Canadian dollar rises as greenback slumps

TORONTO (Reuters) - The Canadian dollar rose against the U.S. dollar on Tuesday as the greenback weakened due to market doubts that the U.S. Federal Reserve would be able to raise interest rates to control inflation because higher rates might amplify the country’s economic woes.

Canadian bond prices fell on firm Canadian wholesale trade data and a higher than expected U.S. inflation report.

The Canadian dollar closed at C$1.0610 to the U.S. dollar, or 94.25 U.S. cents, up from C$1.0643 to the U.S. dollar, or 93.96 U.S. cents, at Monday’s close.

The currency was initially lower as the U.S. dollar gained strength across the board after a report early in the day showed that U.S. inflation, in the form of producer prices, had risen to a 27-year high according to the year-over-year headline figure.

But the greenback’s strength faded as uncertainty grew about whether the U.S. Federal Reserve would consider raising interest rates to control inflation at a time when the U.S. economy still appears to be in bad shape.

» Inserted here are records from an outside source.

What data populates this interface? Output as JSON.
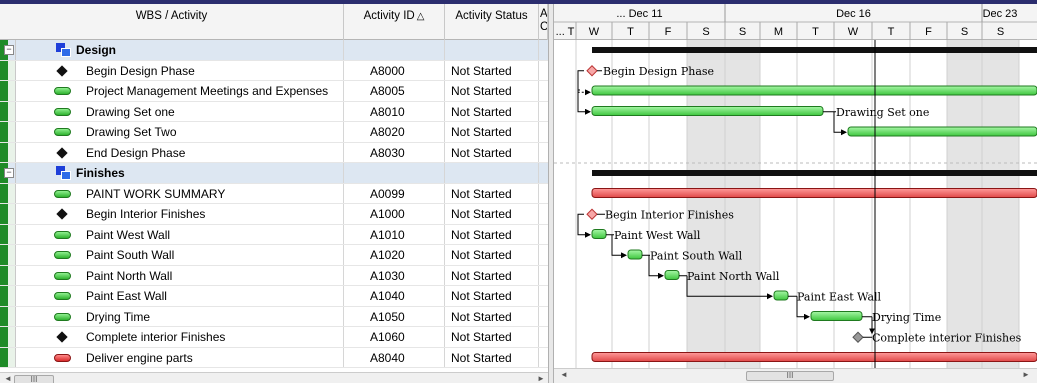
{
  "columns": {
    "wbs": "WBS / Activity",
    "activity_id": "Activity ID",
    "sort_icon": "triangle-up-icon",
    "status": "Activity Status",
    "ac_top": "Act",
    "ac_bottom": "Com"
  },
  "timescale": {
    "weeks": [
      "... Dec 11",
      "Dec 16",
      "Dec 23"
    ],
    "days": [
      "... T",
      "W",
      "T",
      "F",
      "S",
      "S",
      "M",
      "T",
      "W",
      "T",
      "F",
      "S",
      "S"
    ]
  },
  "rows": [
    {
      "type": "wbs",
      "name": "Design",
      "id": "",
      "status": ""
    },
    {
      "type": "milestone",
      "name": "Begin Design Phase",
      "id": "A8000",
      "status": "Not Started"
    },
    {
      "type": "task",
      "name": "Project Management Meetings and Expenses",
      "id": "A8005",
      "status": "Not Started"
    },
    {
      "type": "task",
      "name": "Drawing Set one",
      "id": "A8010",
      "status": "Not Started"
    },
    {
      "type": "task",
      "name": "Drawing Set Two",
      "id": "A8020",
      "status": "Not Started"
    },
    {
      "type": "milestone",
      "name": "End Design Phase",
      "id": "A8030",
      "status": "Not Started"
    },
    {
      "type": "wbs",
      "name": "Finishes",
      "id": "",
      "status": ""
    },
    {
      "type": "task",
      "name": "PAINT WORK SUMMARY",
      "id": "A0099",
      "status": "Not Started"
    },
    {
      "type": "milestone",
      "name": "Begin Interior Finishes",
      "id": "A1000",
      "status": "Not Started"
    },
    {
      "type": "task",
      "name": "Paint West Wall",
      "id": "A1010",
      "status": "Not Started"
    },
    {
      "type": "task",
      "name": "Paint South Wall",
      "id": "A1020",
      "status": "Not Started"
    },
    {
      "type": "task",
      "name": "Paint North Wall",
      "id": "A1030",
      "status": "Not Started"
    },
    {
      "type": "task",
      "name": "Paint East Wall",
      "id": "A1040",
      "status": "Not Started"
    },
    {
      "type": "task",
      "name": "Drying Time",
      "id": "A1050",
      "status": "Not Started"
    },
    {
      "type": "milestone",
      "name": "Complete interior Finishes",
      "id": "A1060",
      "status": "Not Started"
    },
    {
      "type": "critical",
      "name": "Deliver engine parts",
      "id": "A8040",
      "status": "Not Started"
    }
  ],
  "gantt_labels": {
    "begin_design": "Begin Design Phase",
    "drawing_one": "Drawing Set one",
    "begin_interior": "Begin Interior Finishes",
    "west": "Paint West Wall",
    "south": "Paint South Wall",
    "north": "Paint North Wall",
    "east": "Paint East Wall",
    "drying": "Drying Time",
    "complete": "Complete interior Finishes"
  },
  "scroll": {
    "thumb_glyph": "III",
    "left_arrow": "◄",
    "right_arrow": "►"
  },
  "colors": {
    "wbs_band": "#dde7f2",
    "task_bar": "#3ec63e",
    "critical_bar": "#e04848",
    "weekend_shade": "#e4e4e4",
    "gutter": "#1f8b28"
  }
}
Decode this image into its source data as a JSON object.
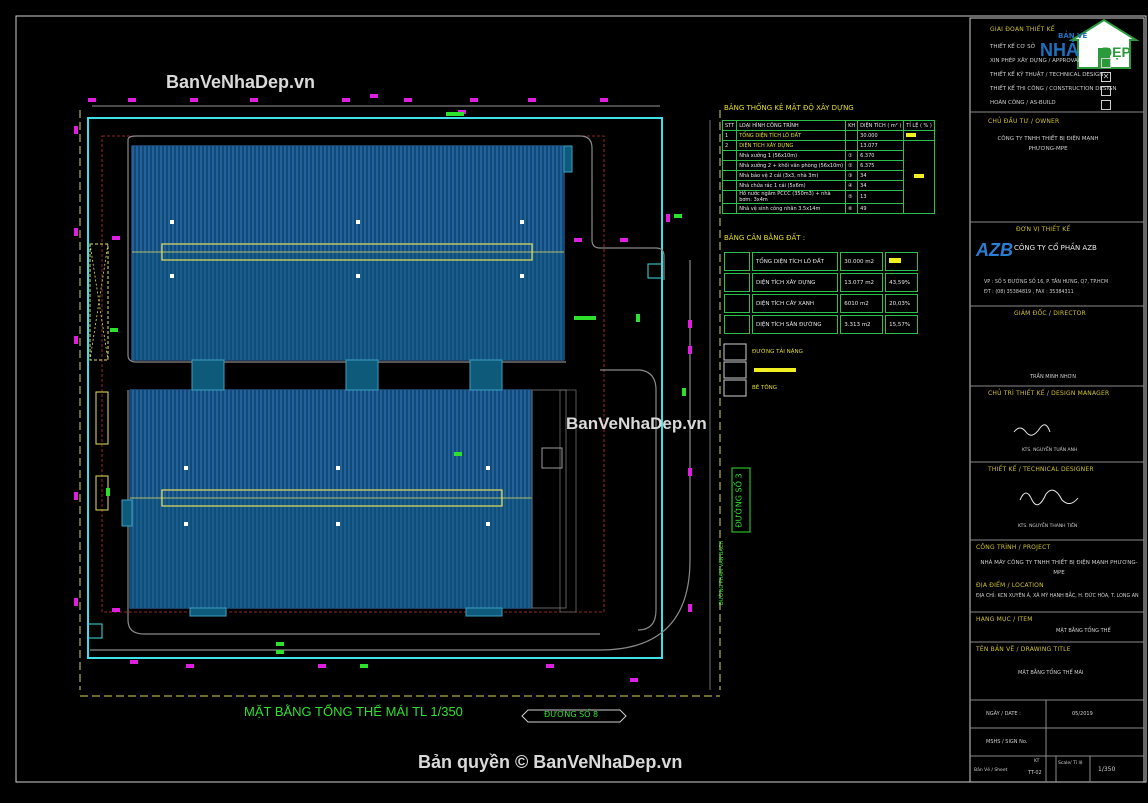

“Those real hawks out there are sort of interpreting it as the Fed must raise rates towards the end of the year,” said Gareth Sylvester, senior currency strategist at HIFX in San Francisco.

“The doves are a bit more on the fence, thinking that the last thing we want to see are sharp contractions in growth, or a succinct period of slowdown with higher levels of inflation and what that would mean for the U.S. economy.”

U.S. economic fears were stoked by continued fallout in the country’s credit sector and more soft data from the housing sector.

At the same time the U.S. data was released, a Canadian report showed that a surge in auto sales helped Canadian wholesale trade in June rise by its largest margin since February, and ahead of market expectations.

“The wholesale sector is often somewhat overlooked in Canada, but it represents a reasonably important 5 percent of the Canadian economy, and it tends to punch above its weight in terms of its relevance for GDP forecasting,” said Eric Lascelles, chief economics and rates specialist at TD Securities, in a note.

The next major Canadian data will be June’s retail sales report on Wednesday.

Retail sales are expected to have risen 0.4 percent in June and 0.5 percent after stripping out auto sales.

The previous month, retail sales missed analysts’ expectations and contributed to a 0.7 percent slide in the Canadian dollar the day the data was released.

Canadian inflation numbers for July are due Thursday.


Canadian bond prices initially rose on the back of credit worries coming out of the United States, but slipped steadily lower during the day.

“Gains couldn’t be held on to because of that combination of firmer (U.S.) inflation data and stronger wholesale trade in Canada,” said Mark Chandler, fixed income strategist at RBC Capital Markets.

The two-year bond fell 3 Canadian cents to C$101.74 to yield 2.741 percent. The 10-year bond fell 25 Canadian cents to C$105.62 to yield 3.563 percent.

The yield spread between the two-year and 10-year bond was 83.1 basis points, down from 85 basis points at the previous close.

The 30-year bond lost 72 Canadian cents to C$116.53 for a yield of 4.024 percent. In the United States, the 30-year treasury yielded 4.466 percent.

The three-month when-issued T-bill yielded 2.45 percent, down from 2.54 percent at the previous close.

Editing by Peter Galloway